Sometimes referred to as a total colectomy, a proctocolectomy is a form of surgery used to treat a number of different bowel diseases, including ulcerative colitis. This type of surgical procedure is usually reserved for situations where other forms of treatment, such as medication and diet, have not resulted in the ability to manage the health issue. Once the surgery is complete, the patient will wear a proctocolectomy pouch for the remainder of his or her life.
As part of the surgery, the colon and the rectal lining are removed completely. Once the large intestine and rectum are removed, the small intestine is surgically attached to the anus. As the final step in the proctocolectomy, a small opening known as the end-ileostomy or stoma is created, usually in the abdomen. The stoma makes it possible for the body to eliminate waste efficiently.
After the completion of the proctocolectomy, the patient must wear what is usually referred to as a proctocolectomy bag or pouch. The purpose of the pouch is to catch the waste as it escapes through the stoma. Depending on the rate of production of waste, the bag is usually emptied or changed two or more times each day.
There are several benefits to undergoing a proctocolectomy. The most immediate is a cessation of the pain and suffering that is common during an outbreak of ulcerative colitis. After the surgery, the patient will not longer endure extreme cramping or live with a constant sense of urgency to void the system. For many patients, this total colectomy means that it is possible to no longer be housebound or unable to participate in various types of social events, since there is no longer a fear of experiencing a loss of control in a public setting.
Along with the benefits afforded by the surgery, there are also potential risks present. The threat of infection is a constant concern, making it necessary to pay close attention to the condition of the stoma. In the event that the small opening should become swollen or inflamed, medical attention should be sought immediately.

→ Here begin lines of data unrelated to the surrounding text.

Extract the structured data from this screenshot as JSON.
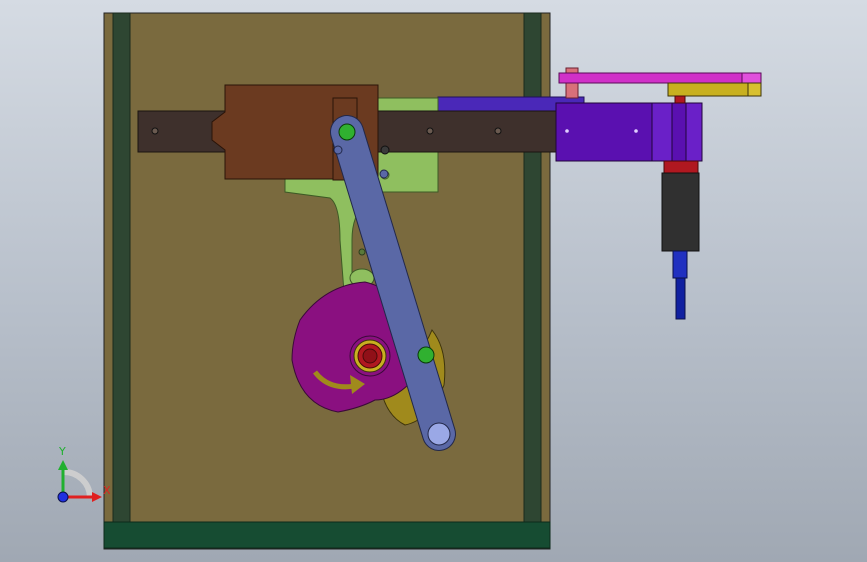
{
  "view": {
    "background_top": "#d5dbe3",
    "background_bottom": "#a0a8b3"
  },
  "axes_triad": {
    "x_label": "X",
    "y_label": "Y",
    "x_color": "#e02020",
    "y_color": "#20b030",
    "z_color": "#2030e0"
  },
  "colors": {
    "frame_panel": "#7a6a3e",
    "frame_rail": "#2e4632",
    "base_plate": "#164c32",
    "slide_bar": "#3e302c",
    "slider_block": "#6b3a20",
    "bracket": "#8fbf5f",
    "cam": "#8a1080",
    "cam_shadow": "#a08a1c",
    "link_arm": "#5a68a6",
    "actuator_body": "#5a10b0",
    "pink_arm": "#d030c8",
    "yellow_arm": "#c8b020",
    "motor_body": "#303030",
    "motor_shaft": "#1020a0",
    "pivot_green": "#30b030",
    "hub_red": "#b01820"
  },
  "model": {
    "parts": [
      "frame-panel",
      "left-rail",
      "right-rail",
      "base-plate",
      "slide-bar",
      "slider-block",
      "guide-bracket",
      "cam-plate",
      "link-arm",
      "actuator-block",
      "pink-arm",
      "yellow-arm",
      "motor",
      "motor-shaft"
    ]
  }
}
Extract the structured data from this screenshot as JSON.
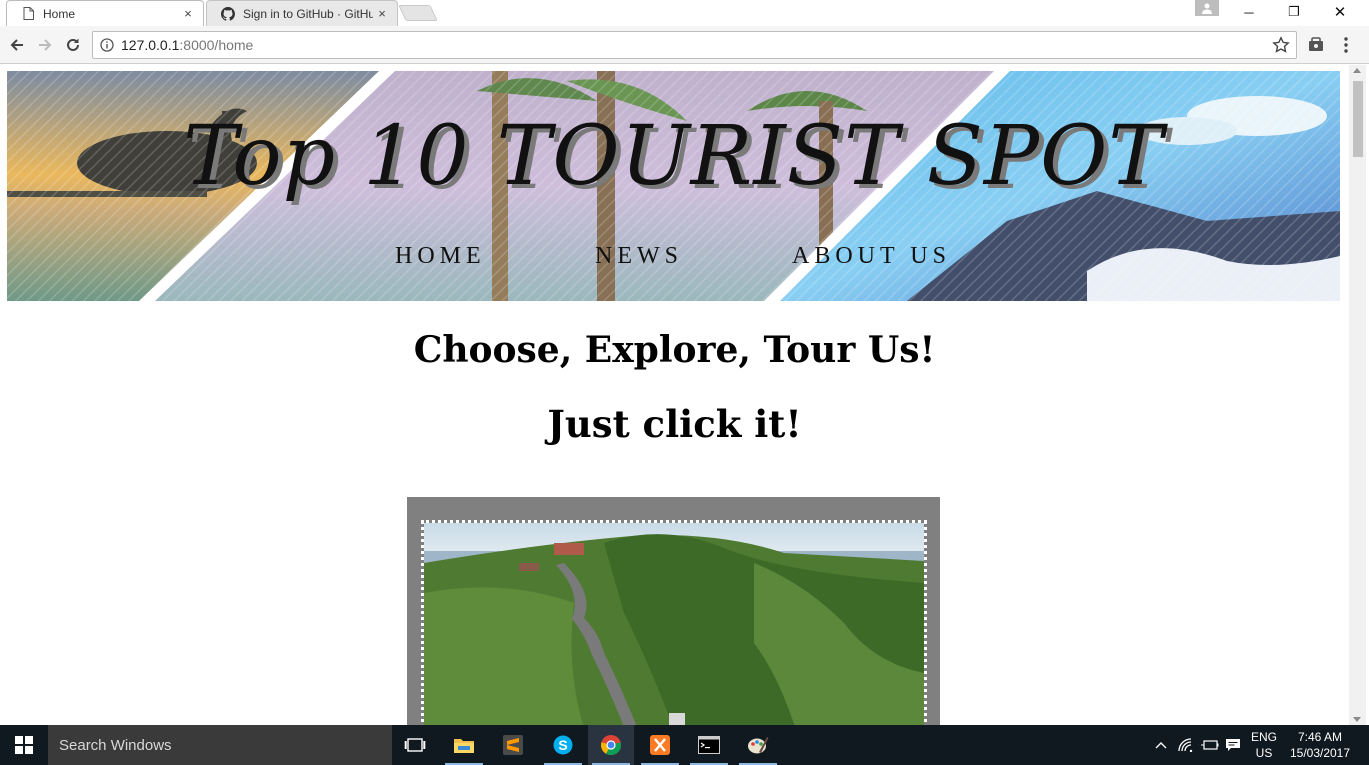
{
  "browser": {
    "tabs": [
      {
        "title": "Home",
        "icon": "page-icon",
        "active": true
      },
      {
        "title": "Sign in to GitHub · GitHu",
        "icon": "github-icon",
        "active": false
      }
    ],
    "tab_close_glyph": "×",
    "address": {
      "host": "127.0.0.1",
      "path": ":8000/home"
    },
    "window_controls": {
      "minimize": "─",
      "restore": "❐",
      "close": "✕"
    }
  },
  "page": {
    "site_title": "Top 10 TOURIST SPOT",
    "nav": [
      {
        "label": "HOME"
      },
      {
        "label": "NEWS"
      },
      {
        "label": "ABOUT US"
      }
    ],
    "headline_1": "Choose, Explore, Tour Us!",
    "headline_2": "Just click it!"
  },
  "taskbar": {
    "search_placeholder": "Search Windows",
    "language": {
      "line1": "ENG",
      "line2": "US"
    },
    "clock": {
      "time": "7:46 AM",
      "date": "15/03/2017"
    },
    "apps": [
      "task-view-icon",
      "file-explorer-icon",
      "sublime-text-icon",
      "skype-icon",
      "chrome-icon",
      "xampp-icon",
      "command-prompt-icon",
      "paint-icon"
    ]
  },
  "colors": {
    "frame_gray": "#808080",
    "taskbar_bg": "#101820",
    "search_bg": "#3a3a3a"
  }
}
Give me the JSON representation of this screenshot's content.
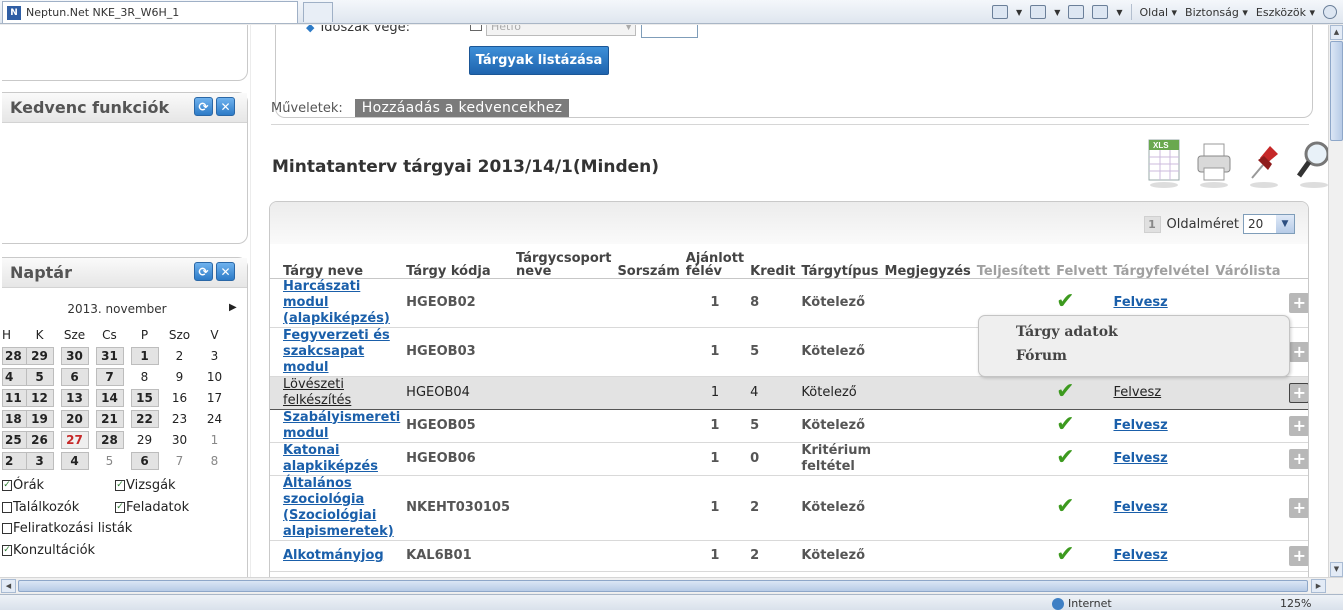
{
  "browser": {
    "tab_title": "Neptun.Net NKE_3R_W6H_1",
    "favicon_letter": "N",
    "menu": {
      "oldal": "Oldal",
      "biztonsag": "Biztonság",
      "eszkozok": "Eszközök"
    },
    "status_zone": "Internet",
    "zoom": "125%"
  },
  "left": {
    "favorites_title": "Kedvenc funkciók",
    "calendar_title": "Naptár",
    "month": "2013. november",
    "weekdays": [
      "H",
      "K",
      "Sze",
      "Cs",
      "P",
      "Szo",
      "V"
    ],
    "weeks": [
      [
        "28",
        "29",
        "30",
        "31",
        "1",
        "2",
        "3"
      ],
      [
        "4",
        "5",
        "6",
        "7",
        "8",
        "9",
        "10"
      ],
      [
        "11",
        "12",
        "13",
        "14",
        "15",
        "16",
        "17"
      ],
      [
        "18",
        "19",
        "20",
        "21",
        "22",
        "23",
        "24"
      ],
      [
        "25",
        "26",
        "27",
        "28",
        "29",
        "30",
        "1"
      ],
      [
        "2",
        "3",
        "4",
        "5",
        "6",
        "7",
        "8"
      ]
    ],
    "legend": {
      "orak": "Órák",
      "vizsgak": "Vizsgák",
      "talalkozok": "Találkozók",
      "feladatok": "Feladatok",
      "feliratkozasi": "Feliratkozási listák",
      "konzultaciok": "Konzultációk"
    }
  },
  "filter": {
    "period_end_label": "Időszak vége:",
    "day_select": "Hétfő",
    "list_button": "Tárgyak listázása"
  },
  "operations": {
    "label": "Műveletek:",
    "add_favorite": "Hozzáadás a kedvencekhez"
  },
  "section_title": "Mintatanterv tárgyai 2013/14/1(Minden)",
  "pager": {
    "page": "1",
    "page_size_label": "Oldalméret",
    "page_size": "20"
  },
  "columns": [
    "Tárgy neve",
    "Tárgy kódja",
    "Tárgycsoport neve",
    "Sorszám",
    "Ajánlott félév",
    "Kredit",
    "Tárgytípus",
    "Megjegyzés",
    "Teljesített",
    "Felvett",
    "Tárgyfelvétel",
    "Várólista"
  ],
  "rows": [
    {
      "name": "Harcászati modul (alapkiképzés)",
      "code": "HGEOB02",
      "semester": "1",
      "credit": "8",
      "type": "Kötelező",
      "felvett": true,
      "action": "Felvesz"
    },
    {
      "name": "Fegyverzeti és szakcsapat modul",
      "code": "HGEOB03",
      "semester": "1",
      "credit": "5",
      "type": "Kötelező",
      "felvett": false,
      "action": ""
    },
    {
      "name": "Lövészeti felkészítés",
      "code": "HGEOB04",
      "semester": "1",
      "credit": "4",
      "type": "Kötelező",
      "felvett": true,
      "action": "Felvesz"
    },
    {
      "name": "Szabályismereti modul",
      "code": "HGEOB05",
      "semester": "1",
      "credit": "5",
      "type": "Kötelező",
      "felvett": true,
      "action": "Felvesz"
    },
    {
      "name": "Katonai alapkiképzés",
      "code": "HGEOB06",
      "semester": "1",
      "credit": "0",
      "type": "Kritérium feltétel",
      "felvett": true,
      "action": "Felvesz"
    },
    {
      "name": "Általános szociológia (Szociológiai alapismeretek)",
      "code": "NKEHT030105",
      "semester": "1",
      "credit": "2",
      "type": "Kötelező",
      "felvett": true,
      "action": "Felvesz"
    },
    {
      "name": "Alkotmányjog",
      "code": "KAL6B01",
      "semester": "1",
      "credit": "2",
      "type": "Kötelező",
      "felvett": true,
      "action": "Felvesz"
    }
  ],
  "context_menu": {
    "item1": "Tárgy adatok",
    "item2": "Fórum"
  },
  "icons": [
    "xls-export-icon",
    "print-icon",
    "pin-icon",
    "search-icon"
  ]
}
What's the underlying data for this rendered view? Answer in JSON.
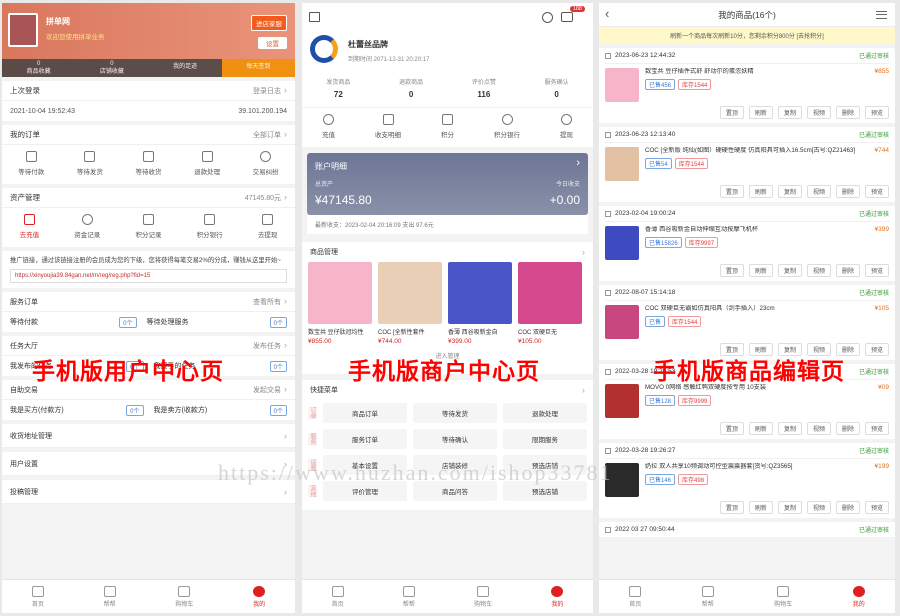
{
  "user_center": {
    "shop_name": "拼单网",
    "greeting": "欢迎您使用拼单业务",
    "btn_enter_shop": "进店家服",
    "btn_settings": "设置",
    "stats": [
      {
        "value": "0",
        "label": "商品收藏"
      },
      {
        "value": "0",
        "label": "店铺收藏"
      },
      {
        "value": "",
        "label": "我的足迹"
      },
      {
        "value": "",
        "label": "每天签到"
      }
    ],
    "last_login_label": "上次登录",
    "login_log": "登录日志",
    "login_time": "2021-10-04 19:52:43",
    "login_ip": "39.101.200.194",
    "orders_title": "我的订单",
    "orders_all": "全部订单",
    "order_items": [
      "等待付款",
      "等待发货",
      "等待收货",
      "退款处理",
      "交易纠纷"
    ],
    "assets_title": "资产管理",
    "assets_total": "47145.80元",
    "asset_items": [
      "去充值",
      "资金记录",
      "积分记录",
      "积分银行",
      "去提现"
    ],
    "promo_text": "推广链接，通过该链接注册的会员成为您的下级，您将获得每笔交易2%的分成，赚钱从这里开始~",
    "promo_url": "https://xinyoujia39.84gan.net/m/reg/reg.php?fid=15",
    "service_title": "服务订单",
    "service_link": "查看所有",
    "service_rows": [
      {
        "left": "等待付款",
        "lc": "0个",
        "right": "等待处理服务",
        "rc": "0个"
      }
    ],
    "task_title": "任务大厅",
    "task_link": "发布任务",
    "task_rows": [
      {
        "left": "我发布的任务",
        "lc": "0个",
        "right": "我接手的任务",
        "rc": "0个"
      }
    ],
    "auto_title": "自助交易",
    "auto_link": "发起交易",
    "auto_rows": [
      {
        "left": "我是买方(付款方)",
        "lc": "0个",
        "right": "我是卖方(收款方)",
        "rc": "0个"
      }
    ],
    "links": [
      "收货地址管理",
      "用户设置",
      "投稿管理"
    ],
    "overlay": "手机版用户中心页"
  },
  "merchant_center": {
    "shop_name": "杜蕾丝品牌",
    "expire": "到期时间 2071-12-31 20:20:17",
    "stats": [
      {
        "label": "发货商品",
        "value": "72"
      },
      {
        "label": "退款商品",
        "value": "0"
      },
      {
        "label": "评价点赞",
        "value": "116"
      },
      {
        "label": "服务确认",
        "value": "0"
      }
    ],
    "msg_badge": "188",
    "quick": [
      "充值",
      "收支明细",
      "积分",
      "积分银行",
      "提现"
    ],
    "account_title": "账户明细",
    "total_label": "总资产",
    "total_value": "¥47145.80",
    "today_label": "今日收支",
    "today_value": "+0.00",
    "latest": "最新收支：2023-02-04 20:16:09 支出 97.6元",
    "goods_title": "商品管理",
    "goods": [
      {
        "name": "数宝共 豆仔肽冠均性",
        "price": "¥855.00",
        "color": "#f6b5c8"
      },
      {
        "name": "COC [全新性套件",
        "price": "¥744.00",
        "color": "#e8cfb6"
      },
      {
        "name": "香薄 西谷吸新金自",
        "price": "¥399.00",
        "color": "#4a55c8"
      },
      {
        "name": "COC 双硬巨无",
        "price": "¥105.00",
        "color": "#d54a8c"
      }
    ],
    "goods_more": "进入管理",
    "menu_title": "快捷菜单",
    "menu_groups": [
      {
        "tag": "订单",
        "items": [
          "商品订单",
          "等待发货",
          "退款处理"
        ]
      },
      {
        "tag": "服务",
        "items": [
          "服务订单",
          "等待确认",
          "限期服务"
        ]
      },
      {
        "tag": "设置",
        "items": [
          "基本设置",
          "店铺装修",
          "预选店铺"
        ]
      },
      {
        "tag": "其他",
        "items": [
          "评价管理",
          "商品问答",
          "预选店铺"
        ]
      }
    ],
    "overlay": "手机版商户中心页"
  },
  "goods_edit": {
    "title": "我的商品(16个)",
    "notice": "刷新一个商品每次刷新10分，您剩余积分800分 [去抢积分]",
    "products": [
      {
        "date": "2023-06-23 12:44:32",
        "status": "已通过审核",
        "name": "数宝共 豆仔插件式舒 舒动尔的蛋恣妖精",
        "price": "¥855",
        "pv": "已售456",
        "stock": "库存1544",
        "color": "#f6b5c8"
      },
      {
        "date": "2023-06-23 12:13:40",
        "status": "已通过审核",
        "name": "COC [全新版 纯仙(如图）硬硬性硬度 仿真阳具可插入16.5cm[古号:QZ21463]",
        "price": "¥744",
        "pv": "已售54",
        "stock": "库存1544",
        "color": "#e3c2a4"
      },
      {
        "date": "2023-02-04 19:00:24",
        "status": "已通过审核",
        "name": "香薄 西谷吸新金自动伸缩互动按摩飞机杯",
        "price": "¥399",
        "pv": "已售15826",
        "stock": "库存9997",
        "color": "#3e4bc0"
      },
      {
        "date": "2022-08-07 15:14:18",
        "status": "已通过审核",
        "name": "COC 双硬巨无霸如仿真阳具（剑手插入）23cm",
        "price": "¥105",
        "pv": "已售",
        "stock": "库存1544",
        "color": "#c9477f"
      },
      {
        "date": "2022-03-28 19:26:53",
        "status": "已通过审核",
        "name": "MOVO 0网络 感触红鸭双硬度按专用 10支装",
        "price": "¥09",
        "pv": "已售128",
        "stock": "库存9999",
        "color": "#b33030"
      },
      {
        "date": "2022-03-28 19:26:27",
        "status": "已通过审核",
        "name": "奶拉 双人共享10频调动可控型震震器套[货号:QZ3565]",
        "price": "¥199",
        "pv": "已售146",
        "stock": "库存498",
        "color": "#2a2a2a"
      }
    ],
    "last_date": "2022 03 27 09:50:44",
    "last_status": "已通过审核",
    "actions": [
      "置顶",
      "刷新",
      "复制",
      "视频",
      "删除",
      "预览"
    ],
    "overlay": "手机版商品编辑页"
  },
  "tabs": [
    "首页",
    "帮帮",
    "购物车",
    "我的"
  ],
  "watermark": "https://www.huzhan.com/ishop33781"
}
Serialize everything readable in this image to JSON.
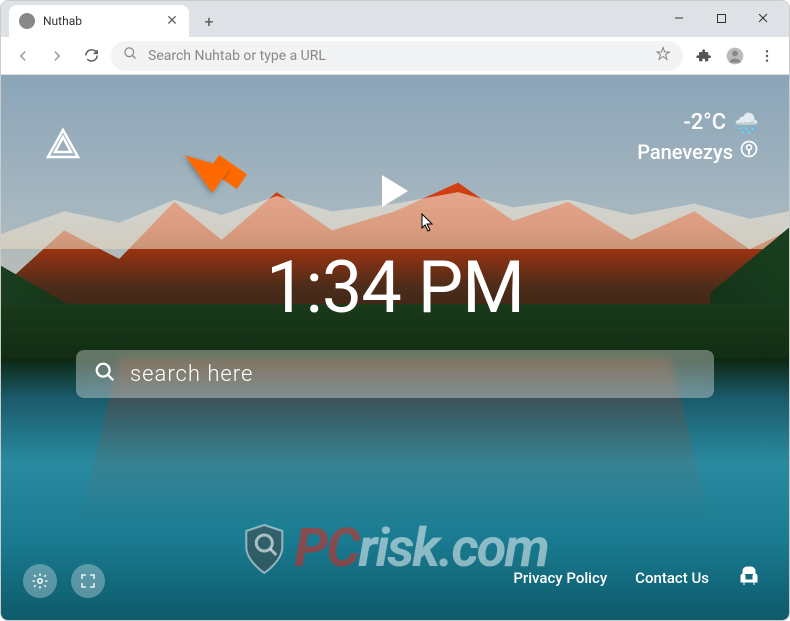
{
  "tab": {
    "title": "Nuthab"
  },
  "addressbar": {
    "placeholder": "Search Nuhtab or type a URL"
  },
  "weather": {
    "temp": "-2°C",
    "location": "Panevezys"
  },
  "clock": {
    "time": "1:34 PM"
  },
  "search": {
    "placeholder": "search here"
  },
  "footer": {
    "privacy": "Privacy Policy",
    "contact": "Contact Us"
  },
  "watermark": {
    "p": "P",
    "c": "C",
    "rest": "risk.com"
  }
}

Patients who undergo a proctocolectomy often benefit from counseling. As part of the therapy, patients have the opportunity to come to terms with the need to wear the proctocolectomy bag, as well as learn how to change the bag efficiently. In some cases, family members and caregivers are also invited to participate in the therapy, making it possible for them to learn how to offer compassionate support.